Are you working with a core group of photographers now?
We have tried to strike a balance between working with a core group of photographers in order to establish the visual point of view of the magazine and the need and desire to bring in new talent.
What are you looking to do with the photography in the next two years?
I hope to continue to nurture our existing relationships with photographers and to continue to find exciting assignments for them. At the same time, I want to push things, bring in new photographers and continually refresh my own eye so I can bring more ideas to the magazine. I work very closely with our editor-in-chief Kristina O’Neill and creative director Magnus Berger and we have a continuous brainstorming conversation going, which never ceases to inspire and motivate me.
Where are you sourcing photographers?
I look at everything: museum and gallery shows, books, magazines, blogs, social media, photo fairs – you name it. I also rely heavily on our incredible photo team Damian Prado, Meghan Benson and Amanda Webster who are out there pounding the pavement looking at work, finding new talent, pitching ideas and generally bringing their enthusiasm and passion to WSJ. Ideas can come from anyone at the magazine; all of our editors are out in the world digesting imagery and ideas so it is always welcome when someone brings something new back to the fold.
Are you on the lookout for emerging talent as well?

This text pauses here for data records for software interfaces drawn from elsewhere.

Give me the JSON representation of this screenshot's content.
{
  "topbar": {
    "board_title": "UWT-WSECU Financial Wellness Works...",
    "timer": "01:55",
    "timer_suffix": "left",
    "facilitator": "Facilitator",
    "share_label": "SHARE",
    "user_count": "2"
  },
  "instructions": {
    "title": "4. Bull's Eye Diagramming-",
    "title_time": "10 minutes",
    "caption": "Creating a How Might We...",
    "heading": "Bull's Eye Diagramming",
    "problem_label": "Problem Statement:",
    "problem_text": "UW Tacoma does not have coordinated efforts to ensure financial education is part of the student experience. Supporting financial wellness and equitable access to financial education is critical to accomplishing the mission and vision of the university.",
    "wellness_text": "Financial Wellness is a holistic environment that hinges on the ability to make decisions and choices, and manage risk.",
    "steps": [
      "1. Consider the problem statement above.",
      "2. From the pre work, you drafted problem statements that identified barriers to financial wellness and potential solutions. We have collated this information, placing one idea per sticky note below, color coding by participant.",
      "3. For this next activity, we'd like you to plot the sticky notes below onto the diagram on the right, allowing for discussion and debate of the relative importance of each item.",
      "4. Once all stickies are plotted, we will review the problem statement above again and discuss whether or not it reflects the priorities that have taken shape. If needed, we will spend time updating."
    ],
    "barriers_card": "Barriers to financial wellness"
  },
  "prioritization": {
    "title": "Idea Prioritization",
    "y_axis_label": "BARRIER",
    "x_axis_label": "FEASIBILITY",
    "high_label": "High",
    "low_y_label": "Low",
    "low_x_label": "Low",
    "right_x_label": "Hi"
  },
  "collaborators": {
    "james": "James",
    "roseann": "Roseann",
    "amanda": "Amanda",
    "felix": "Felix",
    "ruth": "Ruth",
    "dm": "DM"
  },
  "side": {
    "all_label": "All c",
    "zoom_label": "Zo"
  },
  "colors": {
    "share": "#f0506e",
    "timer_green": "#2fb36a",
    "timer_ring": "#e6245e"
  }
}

Absolutely, identifying and nurturing emerging talent is a one of the primary joys of this job for me.
May 2016 Issue | A Sense of Order | Photography by Zoe Ghertner Styling by Brian Molloy
March Men’s 2016 Issue | Who the &%!#@ is James Corden? | Photography by Inez & Vinoodh Styling by David Vandewal
November 2015 | Innovators Issue Karl Ove Knausgaard | Photography by Juergen Teller
November 2015 | Innovators Issue | Thomas Heatherwick | Photography by David Bailey